Data about app and page elements
----

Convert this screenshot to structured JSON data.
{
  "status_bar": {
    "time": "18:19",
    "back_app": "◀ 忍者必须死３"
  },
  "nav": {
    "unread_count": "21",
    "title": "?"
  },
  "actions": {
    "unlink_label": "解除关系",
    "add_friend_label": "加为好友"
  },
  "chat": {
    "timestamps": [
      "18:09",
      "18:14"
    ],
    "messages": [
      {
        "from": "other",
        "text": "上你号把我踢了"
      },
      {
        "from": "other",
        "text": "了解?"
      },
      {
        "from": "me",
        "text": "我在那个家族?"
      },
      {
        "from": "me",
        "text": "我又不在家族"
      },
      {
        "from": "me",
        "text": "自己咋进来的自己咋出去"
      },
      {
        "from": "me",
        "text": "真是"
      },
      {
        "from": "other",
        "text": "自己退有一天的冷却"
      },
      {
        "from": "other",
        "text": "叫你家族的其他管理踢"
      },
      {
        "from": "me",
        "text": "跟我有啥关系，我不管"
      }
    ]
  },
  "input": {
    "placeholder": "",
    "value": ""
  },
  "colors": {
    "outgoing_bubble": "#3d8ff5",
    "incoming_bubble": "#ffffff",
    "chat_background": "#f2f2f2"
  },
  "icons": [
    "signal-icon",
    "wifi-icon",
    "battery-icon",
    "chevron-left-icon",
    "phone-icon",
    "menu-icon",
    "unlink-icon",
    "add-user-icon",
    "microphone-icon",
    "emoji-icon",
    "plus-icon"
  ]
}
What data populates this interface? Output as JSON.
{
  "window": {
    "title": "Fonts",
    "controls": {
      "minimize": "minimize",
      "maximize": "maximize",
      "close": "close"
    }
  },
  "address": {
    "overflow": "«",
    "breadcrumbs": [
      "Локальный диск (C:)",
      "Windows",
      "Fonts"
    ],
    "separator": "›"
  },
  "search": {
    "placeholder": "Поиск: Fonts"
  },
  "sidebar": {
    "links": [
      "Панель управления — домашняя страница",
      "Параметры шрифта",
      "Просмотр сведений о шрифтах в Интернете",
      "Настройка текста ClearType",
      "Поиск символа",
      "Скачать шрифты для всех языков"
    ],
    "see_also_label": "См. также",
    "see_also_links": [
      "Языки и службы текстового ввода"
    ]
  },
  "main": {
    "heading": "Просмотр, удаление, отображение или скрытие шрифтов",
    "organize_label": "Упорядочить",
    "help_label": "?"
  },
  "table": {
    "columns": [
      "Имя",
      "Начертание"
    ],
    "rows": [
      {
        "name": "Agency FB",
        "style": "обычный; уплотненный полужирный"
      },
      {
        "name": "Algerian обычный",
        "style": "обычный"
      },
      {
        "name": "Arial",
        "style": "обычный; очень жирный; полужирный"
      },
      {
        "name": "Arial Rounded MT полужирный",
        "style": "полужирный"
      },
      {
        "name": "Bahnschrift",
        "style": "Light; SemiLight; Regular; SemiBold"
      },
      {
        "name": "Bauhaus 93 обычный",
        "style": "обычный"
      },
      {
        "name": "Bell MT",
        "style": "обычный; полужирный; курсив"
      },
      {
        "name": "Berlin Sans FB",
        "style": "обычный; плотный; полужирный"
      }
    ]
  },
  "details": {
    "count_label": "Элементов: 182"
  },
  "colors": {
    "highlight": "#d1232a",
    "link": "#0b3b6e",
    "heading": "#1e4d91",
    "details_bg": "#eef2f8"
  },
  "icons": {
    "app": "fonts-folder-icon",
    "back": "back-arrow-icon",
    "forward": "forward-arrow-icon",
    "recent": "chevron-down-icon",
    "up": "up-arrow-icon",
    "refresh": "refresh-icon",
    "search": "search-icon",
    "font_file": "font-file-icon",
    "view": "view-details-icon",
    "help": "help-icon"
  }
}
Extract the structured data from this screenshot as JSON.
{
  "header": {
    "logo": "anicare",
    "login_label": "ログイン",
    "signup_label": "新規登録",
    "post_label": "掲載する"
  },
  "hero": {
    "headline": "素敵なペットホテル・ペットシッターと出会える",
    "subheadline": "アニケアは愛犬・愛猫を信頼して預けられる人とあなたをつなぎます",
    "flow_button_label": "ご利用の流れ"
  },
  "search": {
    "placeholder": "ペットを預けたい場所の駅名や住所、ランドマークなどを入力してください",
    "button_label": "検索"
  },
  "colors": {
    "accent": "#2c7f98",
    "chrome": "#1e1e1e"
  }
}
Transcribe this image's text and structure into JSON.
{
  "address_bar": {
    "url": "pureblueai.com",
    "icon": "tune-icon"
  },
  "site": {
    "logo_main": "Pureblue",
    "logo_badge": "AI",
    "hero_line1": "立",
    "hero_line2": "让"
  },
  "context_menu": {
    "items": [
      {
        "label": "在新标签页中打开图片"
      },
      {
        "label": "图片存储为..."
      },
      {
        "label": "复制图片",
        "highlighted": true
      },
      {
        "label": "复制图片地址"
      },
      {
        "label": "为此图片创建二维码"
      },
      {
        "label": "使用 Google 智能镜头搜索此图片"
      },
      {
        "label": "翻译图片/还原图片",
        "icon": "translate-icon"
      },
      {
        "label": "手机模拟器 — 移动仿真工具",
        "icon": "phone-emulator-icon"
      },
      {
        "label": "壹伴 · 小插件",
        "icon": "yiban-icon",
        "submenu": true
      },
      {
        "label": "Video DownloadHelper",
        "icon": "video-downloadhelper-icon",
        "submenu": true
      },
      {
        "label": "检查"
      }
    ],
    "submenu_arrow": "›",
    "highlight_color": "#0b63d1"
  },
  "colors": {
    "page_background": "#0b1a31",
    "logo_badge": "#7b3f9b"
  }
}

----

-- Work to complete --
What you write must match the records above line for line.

-- Task solution --
Convert this screenshot to structured JSON data.
{
  "status_bar": {
    "time": "18:19",
    "back_app": "◀ 忍者必须死３"
  },
  "nav": {
    "unread_count": "21",
    "title": "?"
  },
  "actions": {
    "unlink_label": "解除关系",
    "add_friend_label": "加为好友"
  },
  "chat": {
    "timestamps": [
      "18:09",
      "18:14"
    ],
    "messages": [
      {
        "from": "other",
        "text": "上你号把我踢了"
      },
      {
        "from": "other",
        "text": "了解?"
      },
      {
        "from": "me",
        "text": "我在那个家族?"
      },
      {
        "from": "me",
        "text": "我又不在家族"
      },
      {
        "from": "me",
        "text": "自己咋进来的自己咋出去"
      },
      {
        "from": "me",
        "text": "真是"
      },
      {
        "from": "other",
        "text": "自己退有一天的冷却"
      },
      {
        "from": "other",
        "text": "叫你家族的其他管理踢"
      },
      {
        "from": "me",
        "text": "跟我有啥关系，我不管"
      }
    ]
  },
  "input": {
    "placeholder": "",
    "value": ""
  },
  "colors": {
    "outgoing_bubble": "#3d8ff5",
    "incoming_bubble": "#ffffff",
    "chat_background": "#f2f2f2"
  },
  "icons": [
    "signal-icon",
    "wifi-icon",
    "battery-icon",
    "chevron-left-icon",
    "phone-icon",
    "menu-icon",
    "unlink-icon",
    "add-user-icon",
    "microphone-icon",
    "emoji-icon",
    "plus-icon"
  ]
}
What data populates this interface? Output as JSON.
{
  "window": {
    "title": "Fonts",
    "controls": {
      "minimize": "minimize",
      "maximize": "maximize",
      "close": "close"
    }
  },
  "address": {
    "overflow": "«",
    "breadcrumbs": [
      "Локальный диск (C:)",
      "Windows",
      "Fonts"
    ],
    "separator": "›"
  },
  "search": {
    "placeholder": "Поиск: Fonts"
  },
  "sidebar": {
    "links": [
      "Панель управления — домашняя страница",
      "Параметры шрифта",
      "Просмотр сведений о шрифтах в Интернете",
      "Настройка текста ClearType",
      "Поиск символа",
      "Скачать шрифты для всех языков"
    ],
    "see_also_label": "См. также",
    "see_also_links": [
      "Языки и службы текстового ввода"
    ]
  },
  "main": {
    "heading": "Просмотр, удаление, отображение или скрытие шрифтов",
    "organize_label": "Упорядочить",
    "help_label": "?"
  },
  "table": {
    "columns": [
      "Имя",
      "Начертание"
    ],
    "rows": [
      {
        "name": "Agency FB",
        "style": "обычный; уплотненный полужирный"
      },
      {
        "name": "Algerian обычный",
        "style": "обычный"
      },
      {
        "name": "Arial",
        "style": "обычный; очень жирный; полужирный"
      },
      {
        "name": "Arial Rounded MT полужирный",
        "style": "полужирный"
      },
      {
        "name": "Bahnschrift",
        "style": "Light; SemiLight; Regular; SemiBold"
      },
      {
        "name": "Bauhaus 93 обычный",
        "style": "обычный"
      },
      {
        "name": "Bell MT",
        "style": "обычный; полужирный; курсив"
      },
      {
        "name": "Berlin Sans FB",
        "style": "обычный; плотный; полужирный"
      }
    ]
  },
  "details": {
    "count_label": "Элементов: 182"
  },
  "colors": {
    "highlight": "#d1232a",
    "link": "#0b3b6e",
    "heading": "#1e4d91",
    "details_bg": "#eef2f8"
  },
  "icons": {
    "app": "fonts-folder-icon",
    "back": "back-arrow-icon",
    "forward": "forward-arrow-icon",
    "recent": "chevron-down-icon",
    "up": "up-arrow-icon",
    "refresh": "refresh-icon",
    "search": "search-icon",
    "font_file": "font-file-icon",
    "view": "view-details-icon",
    "help": "help-icon"
  }
}
Extract the structured data from this screenshot as JSON.
{
  "header": {
    "logo": "anicare",
    "login_label": "ログイン",
    "signup_label": "新規登録",
    "post_label": "掲載する"
  },
  "hero": {
    "headline": "素敵なペットホテル・ペットシッターと出会える",
    "subheadline": "アニケアは愛犬・愛猫を信頼して預けられる人とあなたをつなぎます",
    "flow_button_label": "ご利用の流れ"
  },
  "search": {
    "placeholder": "ペットを預けたい場所の駅名や住所、ランドマークなどを入力してください",
    "button_label": "検索"
  },
  "colors": {
    "accent": "#2c7f98",
    "chrome": "#1e1e1e"
  }
}
Transcribe this image's text and structure into JSON.
{
  "address_bar": {
    "url": "pureblueai.com",
    "icon": "tune-icon"
  },
  "site": {
    "logo_main": "Pureblue",
    "logo_badge": "AI",
    "hero_line1": "立",
    "hero_line2": "让"
  },
  "context_menu": {
    "items": [
      {
        "label": "在新标签页中打开图片"
      },
      {
        "label": "图片存储为..."
      },
      {
        "label": "复制图片",
        "highlighted": true
      },
      {
        "label": "复制图片地址"
      },
      {
        "label": "为此图片创建二维码"
      },
      {
        "label": "使用 Google 智能镜头搜索此图片"
      },
      {
        "label": "翻译图片/还原图片",
        "icon": "translate-icon"
      },
      {
        "label": "手机模拟器 — 移动仿真工具",
        "icon": "phone-emulator-icon"
      },
      {
        "label": "壹伴 · 小插件",
        "icon": "yiban-icon",
        "submenu": true
      },
      {
        "label": "Video DownloadHelper",
        "icon": "video-downloadhelper-icon",
        "submenu": true
      },
      {
        "label": "检查"
      }
    ],
    "submenu_arrow": "›",
    "highlight_color": "#0b63d1"
  },
  "colors": {
    "page_background": "#0b1a31",
    "logo_badge": "#7b3f9b"
  }
}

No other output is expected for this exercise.